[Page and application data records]
# # # # # # #
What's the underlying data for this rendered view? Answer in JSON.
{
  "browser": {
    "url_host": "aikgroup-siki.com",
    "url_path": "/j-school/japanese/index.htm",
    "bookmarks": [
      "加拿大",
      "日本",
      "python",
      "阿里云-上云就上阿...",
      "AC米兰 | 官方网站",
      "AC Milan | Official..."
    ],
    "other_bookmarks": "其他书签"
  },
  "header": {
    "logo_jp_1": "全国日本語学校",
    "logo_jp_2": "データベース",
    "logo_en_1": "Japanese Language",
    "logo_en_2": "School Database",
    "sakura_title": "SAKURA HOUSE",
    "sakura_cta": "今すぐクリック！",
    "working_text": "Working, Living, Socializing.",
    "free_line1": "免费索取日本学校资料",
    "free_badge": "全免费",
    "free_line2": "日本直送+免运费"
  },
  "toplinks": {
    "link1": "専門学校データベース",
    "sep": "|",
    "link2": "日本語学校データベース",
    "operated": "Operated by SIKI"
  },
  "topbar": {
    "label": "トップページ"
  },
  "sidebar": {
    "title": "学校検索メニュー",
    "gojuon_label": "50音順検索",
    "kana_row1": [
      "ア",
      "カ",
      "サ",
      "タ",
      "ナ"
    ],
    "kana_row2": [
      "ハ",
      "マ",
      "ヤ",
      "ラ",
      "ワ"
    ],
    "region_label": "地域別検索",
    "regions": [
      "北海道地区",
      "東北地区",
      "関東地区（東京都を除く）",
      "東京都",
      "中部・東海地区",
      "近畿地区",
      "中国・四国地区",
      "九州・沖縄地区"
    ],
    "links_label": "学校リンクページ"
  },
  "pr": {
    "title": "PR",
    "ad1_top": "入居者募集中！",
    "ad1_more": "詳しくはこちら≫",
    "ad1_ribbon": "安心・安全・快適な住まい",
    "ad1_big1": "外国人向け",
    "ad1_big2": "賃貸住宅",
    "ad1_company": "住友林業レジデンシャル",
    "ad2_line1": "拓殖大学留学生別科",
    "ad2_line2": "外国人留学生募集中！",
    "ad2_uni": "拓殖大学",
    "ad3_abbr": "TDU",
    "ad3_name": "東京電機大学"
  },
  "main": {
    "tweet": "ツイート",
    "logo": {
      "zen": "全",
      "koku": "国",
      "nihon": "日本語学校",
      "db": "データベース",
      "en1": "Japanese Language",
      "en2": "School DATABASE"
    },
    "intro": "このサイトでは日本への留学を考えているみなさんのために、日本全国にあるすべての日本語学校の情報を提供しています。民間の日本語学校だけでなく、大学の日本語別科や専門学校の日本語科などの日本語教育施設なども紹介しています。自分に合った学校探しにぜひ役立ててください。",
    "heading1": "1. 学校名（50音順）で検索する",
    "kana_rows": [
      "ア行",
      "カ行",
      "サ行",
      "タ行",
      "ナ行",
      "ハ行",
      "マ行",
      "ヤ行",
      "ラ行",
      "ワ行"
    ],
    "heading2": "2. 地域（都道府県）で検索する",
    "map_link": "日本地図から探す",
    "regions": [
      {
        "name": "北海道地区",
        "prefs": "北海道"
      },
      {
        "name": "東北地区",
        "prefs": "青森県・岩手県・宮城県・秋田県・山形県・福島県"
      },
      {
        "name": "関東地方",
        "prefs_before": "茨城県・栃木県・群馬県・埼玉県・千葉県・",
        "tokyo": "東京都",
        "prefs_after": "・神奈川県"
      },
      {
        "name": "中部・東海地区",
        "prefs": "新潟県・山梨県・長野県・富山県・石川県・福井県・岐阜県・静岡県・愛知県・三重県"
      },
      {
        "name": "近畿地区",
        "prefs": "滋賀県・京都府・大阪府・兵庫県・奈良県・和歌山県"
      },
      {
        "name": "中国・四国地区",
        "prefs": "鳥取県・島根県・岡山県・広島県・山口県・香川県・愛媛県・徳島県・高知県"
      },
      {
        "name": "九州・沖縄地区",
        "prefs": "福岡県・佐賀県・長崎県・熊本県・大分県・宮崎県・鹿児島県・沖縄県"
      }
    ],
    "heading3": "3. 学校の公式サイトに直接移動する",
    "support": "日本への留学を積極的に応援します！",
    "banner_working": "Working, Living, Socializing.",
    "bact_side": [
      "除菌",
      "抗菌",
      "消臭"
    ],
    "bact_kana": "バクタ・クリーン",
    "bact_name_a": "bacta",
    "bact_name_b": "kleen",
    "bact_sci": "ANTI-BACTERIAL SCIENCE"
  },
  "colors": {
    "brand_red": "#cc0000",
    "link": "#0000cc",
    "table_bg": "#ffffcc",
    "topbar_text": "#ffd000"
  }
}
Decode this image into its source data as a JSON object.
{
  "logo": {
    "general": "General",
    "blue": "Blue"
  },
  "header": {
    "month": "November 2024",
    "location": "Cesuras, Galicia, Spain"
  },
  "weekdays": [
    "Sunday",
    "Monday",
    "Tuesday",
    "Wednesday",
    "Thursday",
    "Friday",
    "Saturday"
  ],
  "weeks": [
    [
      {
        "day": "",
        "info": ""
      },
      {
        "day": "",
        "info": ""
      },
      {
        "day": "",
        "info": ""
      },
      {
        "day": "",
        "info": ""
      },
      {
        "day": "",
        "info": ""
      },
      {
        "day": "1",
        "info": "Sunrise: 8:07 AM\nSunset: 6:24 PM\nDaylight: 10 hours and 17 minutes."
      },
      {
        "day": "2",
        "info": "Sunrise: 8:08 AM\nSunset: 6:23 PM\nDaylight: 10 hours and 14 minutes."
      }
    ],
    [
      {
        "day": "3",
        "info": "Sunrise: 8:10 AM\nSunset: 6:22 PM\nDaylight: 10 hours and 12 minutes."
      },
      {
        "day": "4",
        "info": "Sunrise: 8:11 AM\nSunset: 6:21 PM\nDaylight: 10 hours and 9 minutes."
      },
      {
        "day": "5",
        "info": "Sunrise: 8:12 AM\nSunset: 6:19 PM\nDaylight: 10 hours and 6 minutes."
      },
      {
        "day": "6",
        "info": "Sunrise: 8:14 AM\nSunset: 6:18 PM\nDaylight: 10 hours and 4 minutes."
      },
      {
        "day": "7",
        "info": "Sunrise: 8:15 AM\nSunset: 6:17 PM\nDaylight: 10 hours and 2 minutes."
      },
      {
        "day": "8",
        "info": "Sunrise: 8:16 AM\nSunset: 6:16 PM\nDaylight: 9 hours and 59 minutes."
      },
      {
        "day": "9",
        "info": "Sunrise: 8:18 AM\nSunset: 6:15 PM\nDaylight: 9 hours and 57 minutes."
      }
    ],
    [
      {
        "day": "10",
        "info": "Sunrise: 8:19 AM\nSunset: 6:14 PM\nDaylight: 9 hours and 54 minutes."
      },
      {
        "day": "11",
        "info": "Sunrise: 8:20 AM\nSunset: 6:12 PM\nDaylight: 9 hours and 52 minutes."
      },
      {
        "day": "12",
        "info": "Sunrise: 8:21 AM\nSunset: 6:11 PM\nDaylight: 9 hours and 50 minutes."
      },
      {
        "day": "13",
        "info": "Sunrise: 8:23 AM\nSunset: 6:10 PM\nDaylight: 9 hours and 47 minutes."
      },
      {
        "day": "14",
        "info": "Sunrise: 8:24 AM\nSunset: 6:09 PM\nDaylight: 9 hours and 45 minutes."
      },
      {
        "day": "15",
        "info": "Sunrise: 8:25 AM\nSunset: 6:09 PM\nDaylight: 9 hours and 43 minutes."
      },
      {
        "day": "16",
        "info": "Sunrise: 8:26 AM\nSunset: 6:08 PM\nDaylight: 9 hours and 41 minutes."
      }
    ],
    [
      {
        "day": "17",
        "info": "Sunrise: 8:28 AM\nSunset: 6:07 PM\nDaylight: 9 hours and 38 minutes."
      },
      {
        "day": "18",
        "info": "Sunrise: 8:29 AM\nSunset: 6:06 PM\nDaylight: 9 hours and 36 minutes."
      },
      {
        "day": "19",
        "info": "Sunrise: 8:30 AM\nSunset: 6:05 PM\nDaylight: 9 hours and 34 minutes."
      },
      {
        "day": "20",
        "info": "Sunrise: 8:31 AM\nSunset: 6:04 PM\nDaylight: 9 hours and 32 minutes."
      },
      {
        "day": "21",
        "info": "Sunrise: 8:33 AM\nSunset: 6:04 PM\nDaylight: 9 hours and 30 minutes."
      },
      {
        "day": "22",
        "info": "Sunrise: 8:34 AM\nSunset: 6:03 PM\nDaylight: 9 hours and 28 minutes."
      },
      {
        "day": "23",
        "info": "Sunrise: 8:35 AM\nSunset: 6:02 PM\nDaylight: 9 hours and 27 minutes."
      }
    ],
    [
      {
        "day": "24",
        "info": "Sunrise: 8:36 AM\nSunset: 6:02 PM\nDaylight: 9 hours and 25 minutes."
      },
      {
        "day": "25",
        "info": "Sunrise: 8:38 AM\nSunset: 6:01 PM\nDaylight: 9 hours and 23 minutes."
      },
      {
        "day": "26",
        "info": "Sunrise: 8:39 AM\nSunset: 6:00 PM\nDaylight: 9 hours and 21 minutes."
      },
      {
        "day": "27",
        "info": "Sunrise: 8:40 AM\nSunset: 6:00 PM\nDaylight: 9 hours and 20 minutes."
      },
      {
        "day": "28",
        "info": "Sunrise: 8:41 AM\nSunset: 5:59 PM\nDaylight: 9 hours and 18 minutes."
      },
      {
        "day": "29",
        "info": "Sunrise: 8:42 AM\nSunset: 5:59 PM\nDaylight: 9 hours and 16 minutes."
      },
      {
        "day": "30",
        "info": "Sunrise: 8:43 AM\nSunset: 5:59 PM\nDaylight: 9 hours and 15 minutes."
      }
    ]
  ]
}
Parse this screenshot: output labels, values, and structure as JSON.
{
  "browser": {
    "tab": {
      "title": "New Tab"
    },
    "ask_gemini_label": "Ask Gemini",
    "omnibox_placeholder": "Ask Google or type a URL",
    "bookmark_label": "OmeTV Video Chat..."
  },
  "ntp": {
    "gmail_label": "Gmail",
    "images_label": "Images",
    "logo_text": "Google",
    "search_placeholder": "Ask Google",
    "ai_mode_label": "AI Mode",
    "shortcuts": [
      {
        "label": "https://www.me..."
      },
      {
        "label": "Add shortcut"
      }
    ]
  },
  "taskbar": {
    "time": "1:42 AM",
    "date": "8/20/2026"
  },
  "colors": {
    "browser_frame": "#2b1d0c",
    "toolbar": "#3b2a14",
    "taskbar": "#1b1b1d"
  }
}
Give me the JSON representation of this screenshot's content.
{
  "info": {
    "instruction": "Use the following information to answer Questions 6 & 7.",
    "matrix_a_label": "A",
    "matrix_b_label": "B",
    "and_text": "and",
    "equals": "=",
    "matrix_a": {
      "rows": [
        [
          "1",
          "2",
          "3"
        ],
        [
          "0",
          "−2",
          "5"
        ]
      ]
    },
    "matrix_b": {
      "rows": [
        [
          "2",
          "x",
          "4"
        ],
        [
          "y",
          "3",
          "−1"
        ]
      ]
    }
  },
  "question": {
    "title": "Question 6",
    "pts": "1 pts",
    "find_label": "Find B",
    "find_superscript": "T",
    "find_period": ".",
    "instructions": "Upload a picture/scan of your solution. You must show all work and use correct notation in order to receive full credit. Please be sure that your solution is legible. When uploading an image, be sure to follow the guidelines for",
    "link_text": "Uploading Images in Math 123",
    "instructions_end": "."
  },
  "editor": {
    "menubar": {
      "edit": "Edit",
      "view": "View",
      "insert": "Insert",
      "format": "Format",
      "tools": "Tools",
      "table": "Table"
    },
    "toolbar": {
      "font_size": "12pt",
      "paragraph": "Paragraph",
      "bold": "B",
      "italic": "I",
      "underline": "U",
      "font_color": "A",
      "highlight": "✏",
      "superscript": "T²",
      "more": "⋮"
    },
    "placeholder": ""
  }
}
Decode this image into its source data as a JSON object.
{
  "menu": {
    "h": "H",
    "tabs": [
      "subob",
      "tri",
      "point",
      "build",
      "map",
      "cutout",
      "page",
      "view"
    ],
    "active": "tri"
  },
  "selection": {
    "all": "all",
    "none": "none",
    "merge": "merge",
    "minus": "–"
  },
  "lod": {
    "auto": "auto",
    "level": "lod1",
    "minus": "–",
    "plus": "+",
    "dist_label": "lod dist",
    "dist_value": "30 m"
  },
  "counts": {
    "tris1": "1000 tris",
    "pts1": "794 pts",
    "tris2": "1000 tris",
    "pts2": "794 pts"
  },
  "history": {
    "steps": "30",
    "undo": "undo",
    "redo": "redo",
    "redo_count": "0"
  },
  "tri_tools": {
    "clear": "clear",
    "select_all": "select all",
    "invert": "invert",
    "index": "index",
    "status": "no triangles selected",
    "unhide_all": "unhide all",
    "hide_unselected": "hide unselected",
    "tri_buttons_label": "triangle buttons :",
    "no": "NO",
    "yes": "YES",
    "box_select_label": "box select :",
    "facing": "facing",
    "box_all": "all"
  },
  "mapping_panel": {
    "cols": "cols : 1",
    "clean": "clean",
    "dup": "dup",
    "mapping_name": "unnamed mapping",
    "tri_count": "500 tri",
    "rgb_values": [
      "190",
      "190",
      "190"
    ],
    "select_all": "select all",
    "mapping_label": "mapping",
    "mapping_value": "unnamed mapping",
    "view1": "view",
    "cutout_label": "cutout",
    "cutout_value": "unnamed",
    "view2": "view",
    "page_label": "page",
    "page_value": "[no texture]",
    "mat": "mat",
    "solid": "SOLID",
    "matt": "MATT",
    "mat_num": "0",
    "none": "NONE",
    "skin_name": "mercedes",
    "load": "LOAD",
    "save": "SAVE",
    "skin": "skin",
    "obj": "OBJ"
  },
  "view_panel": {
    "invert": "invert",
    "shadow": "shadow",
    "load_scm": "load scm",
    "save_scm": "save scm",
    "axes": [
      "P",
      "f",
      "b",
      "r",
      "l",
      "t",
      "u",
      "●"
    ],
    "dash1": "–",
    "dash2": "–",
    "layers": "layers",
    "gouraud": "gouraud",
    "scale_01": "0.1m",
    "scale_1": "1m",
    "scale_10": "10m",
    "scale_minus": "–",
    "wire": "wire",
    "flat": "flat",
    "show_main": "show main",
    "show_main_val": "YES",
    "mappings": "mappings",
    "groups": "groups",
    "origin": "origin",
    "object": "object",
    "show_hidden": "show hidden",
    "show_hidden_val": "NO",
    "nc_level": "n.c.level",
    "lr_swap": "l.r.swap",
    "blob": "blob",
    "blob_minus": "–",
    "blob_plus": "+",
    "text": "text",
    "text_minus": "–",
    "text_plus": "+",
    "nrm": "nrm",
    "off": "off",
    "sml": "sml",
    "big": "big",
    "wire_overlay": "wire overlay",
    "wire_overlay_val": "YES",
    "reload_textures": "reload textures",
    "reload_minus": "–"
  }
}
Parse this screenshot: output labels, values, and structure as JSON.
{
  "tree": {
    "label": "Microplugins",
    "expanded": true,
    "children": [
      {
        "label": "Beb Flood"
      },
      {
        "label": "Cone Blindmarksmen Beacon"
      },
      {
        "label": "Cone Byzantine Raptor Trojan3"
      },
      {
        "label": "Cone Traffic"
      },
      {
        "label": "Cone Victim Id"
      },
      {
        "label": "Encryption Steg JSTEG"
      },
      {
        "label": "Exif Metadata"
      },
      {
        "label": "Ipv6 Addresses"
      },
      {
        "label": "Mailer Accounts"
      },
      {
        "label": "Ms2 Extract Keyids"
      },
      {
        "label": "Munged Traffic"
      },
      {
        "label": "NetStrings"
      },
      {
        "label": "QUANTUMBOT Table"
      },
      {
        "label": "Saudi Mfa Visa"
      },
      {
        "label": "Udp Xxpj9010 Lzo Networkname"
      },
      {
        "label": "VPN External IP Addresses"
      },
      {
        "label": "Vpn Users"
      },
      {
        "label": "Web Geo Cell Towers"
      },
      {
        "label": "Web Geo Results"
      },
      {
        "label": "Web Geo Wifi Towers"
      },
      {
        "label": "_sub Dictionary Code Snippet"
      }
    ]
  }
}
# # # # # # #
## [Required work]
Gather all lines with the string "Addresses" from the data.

## [Exercise output]
        "label": "Ipv6 Addresses"
        "label": "VPN External IP Addresses"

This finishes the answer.